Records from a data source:
━━━━━━━━
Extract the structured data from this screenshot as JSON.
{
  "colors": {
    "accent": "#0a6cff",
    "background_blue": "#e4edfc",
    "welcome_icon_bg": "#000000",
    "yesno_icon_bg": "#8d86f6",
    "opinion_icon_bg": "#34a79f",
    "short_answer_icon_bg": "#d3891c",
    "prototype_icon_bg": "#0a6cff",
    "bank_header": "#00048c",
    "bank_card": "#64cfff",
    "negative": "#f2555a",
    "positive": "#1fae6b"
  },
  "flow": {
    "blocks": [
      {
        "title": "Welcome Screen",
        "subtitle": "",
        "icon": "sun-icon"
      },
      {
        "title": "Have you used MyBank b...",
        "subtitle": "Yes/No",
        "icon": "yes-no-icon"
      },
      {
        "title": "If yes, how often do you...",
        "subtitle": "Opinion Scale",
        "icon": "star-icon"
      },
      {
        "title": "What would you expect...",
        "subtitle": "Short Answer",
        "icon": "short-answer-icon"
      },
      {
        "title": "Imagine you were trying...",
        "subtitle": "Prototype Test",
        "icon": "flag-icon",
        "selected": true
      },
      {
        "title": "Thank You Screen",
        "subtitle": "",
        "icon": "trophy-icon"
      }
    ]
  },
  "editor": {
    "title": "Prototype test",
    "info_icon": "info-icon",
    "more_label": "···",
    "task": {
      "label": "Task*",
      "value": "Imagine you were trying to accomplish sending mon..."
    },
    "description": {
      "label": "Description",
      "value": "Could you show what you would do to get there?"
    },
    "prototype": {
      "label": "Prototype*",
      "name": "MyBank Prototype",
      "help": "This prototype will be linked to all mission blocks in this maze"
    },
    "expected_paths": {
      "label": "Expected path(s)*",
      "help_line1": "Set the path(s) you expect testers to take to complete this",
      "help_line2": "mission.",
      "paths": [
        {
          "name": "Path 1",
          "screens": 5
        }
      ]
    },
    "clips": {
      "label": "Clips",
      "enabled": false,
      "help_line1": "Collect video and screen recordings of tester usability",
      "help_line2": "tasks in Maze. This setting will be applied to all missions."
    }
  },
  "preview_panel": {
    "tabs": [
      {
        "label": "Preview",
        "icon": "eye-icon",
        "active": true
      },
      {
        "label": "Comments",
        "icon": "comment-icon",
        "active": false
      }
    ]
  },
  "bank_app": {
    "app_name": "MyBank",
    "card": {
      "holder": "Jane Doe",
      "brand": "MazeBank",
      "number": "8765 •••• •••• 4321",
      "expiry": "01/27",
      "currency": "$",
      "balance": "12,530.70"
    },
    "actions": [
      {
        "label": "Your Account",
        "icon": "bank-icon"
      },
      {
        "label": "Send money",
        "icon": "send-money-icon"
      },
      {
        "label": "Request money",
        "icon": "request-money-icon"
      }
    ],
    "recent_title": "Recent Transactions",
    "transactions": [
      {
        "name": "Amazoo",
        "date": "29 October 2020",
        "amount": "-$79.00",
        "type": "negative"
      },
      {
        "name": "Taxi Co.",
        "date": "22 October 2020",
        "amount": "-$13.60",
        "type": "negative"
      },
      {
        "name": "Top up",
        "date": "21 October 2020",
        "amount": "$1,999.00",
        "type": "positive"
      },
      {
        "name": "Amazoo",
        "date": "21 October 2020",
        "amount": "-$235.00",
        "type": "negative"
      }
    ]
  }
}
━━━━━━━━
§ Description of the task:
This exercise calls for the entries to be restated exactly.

§ Solution to this task:
Extract the structured data from this screenshot as JSON.
{
  "colors": {
    "accent": "#0a6cff",
    "background_blue": "#e4edfc",
    "welcome_icon_bg": "#000000",
    "yesno_icon_bg": "#8d86f6",
    "opinion_icon_bg": "#34a79f",
    "short_answer_icon_bg": "#d3891c",
    "prototype_icon_bg": "#0a6cff",
    "bank_header": "#00048c",
    "bank_card": "#64cfff",
    "negative": "#f2555a",
    "positive": "#1fae6b"
  },
  "flow": {
    "blocks": [
      {
        "title": "Welcome Screen",
        "subtitle": "",
        "icon": "sun-icon"
      },
      {
        "title": "Have you used MyBank b...",
        "subtitle": "Yes/No",
        "icon": "yes-no-icon"
      },
      {
        "title": "If yes, how often do you...",
        "subtitle": "Opinion Scale",
        "icon": "star-icon"
      },
      {
        "title": "What would you expect...",
        "subtitle": "Short Answer",
        "icon": "short-answer-icon"
      },
      {
        "title": "Imagine you were trying...",
        "subtitle": "Prototype Test",
        "icon": "flag-icon",
        "selected": true
      },
      {
        "title": "Thank You Screen",
        "subtitle": "",
        "icon": "trophy-icon"
      }
    ]
  },
  "editor": {
    "title": "Prototype test",
    "info_icon": "info-icon",
    "more_label": "···",
    "task": {
      "label": "Task*",
      "value": "Imagine you were trying to accomplish sending mon..."
    },
    "description": {
      "label": "Description",
      "value": "Could you show what you would do to get there?"
    },
    "prototype": {
      "label": "Prototype*",
      "name": "MyBank Prototype",
      "help": "This prototype will be linked to all mission blocks in this maze"
    },
    "expected_paths": {
      "label": "Expected path(s)*",
      "help_line1": "Set the path(s) you expect testers to take to complete this",
      "help_line2": "mission.",
      "paths": [
        {
          "name": "Path 1",
          "screens": 5
        }
      ]
    },
    "clips": {
      "label": "Clips",
      "enabled": false,
      "help_line1": "Collect video and screen recordings of tester usability",
      "help_line2": "tasks in Maze. This setting will be applied to all missions."
    }
  },
  "preview_panel": {
    "tabs": [
      {
        "label": "Preview",
        "icon": "eye-icon",
        "active": true
      },
      {
        "label": "Comments",
        "icon": "comment-icon",
        "active": false
      }
    ]
  },
  "bank_app": {
    "app_name": "MyBank",
    "card": {
      "holder": "Jane Doe",
      "brand": "MazeBank",
      "number": "8765 •••• •••• 4321",
      "expiry": "01/27",
      "currency": "$",
      "balance": "12,530.70"
    },
    "actions": [
      {
        "label": "Your Account",
        "icon": "bank-icon"
      },
      {
        "label": "Send money",
        "icon": "send-money-icon"
      },
      {
        "label": "Request money",
        "icon": "request-money-icon"
      }
    ],
    "recent_title": "Recent Transactions",
    "transactions": [
      {
        "name": "Amazoo",
        "date": "29 October 2020",
        "amount": "-$79.00",
        "type": "negative"
      },
      {
        "name": "Taxi Co.",
        "date": "22 October 2020",
        "amount": "-$13.60",
        "type": "negative"
      },
      {
        "name": "Top up",
        "date": "21 October 2020",
        "amount": "$1,999.00",
        "type": "positive"
      },
      {
        "name": "Amazoo",
        "date": "21 October 2020",
        "amount": "-$235.00",
        "type": "negative"
      }
    ]
  }
}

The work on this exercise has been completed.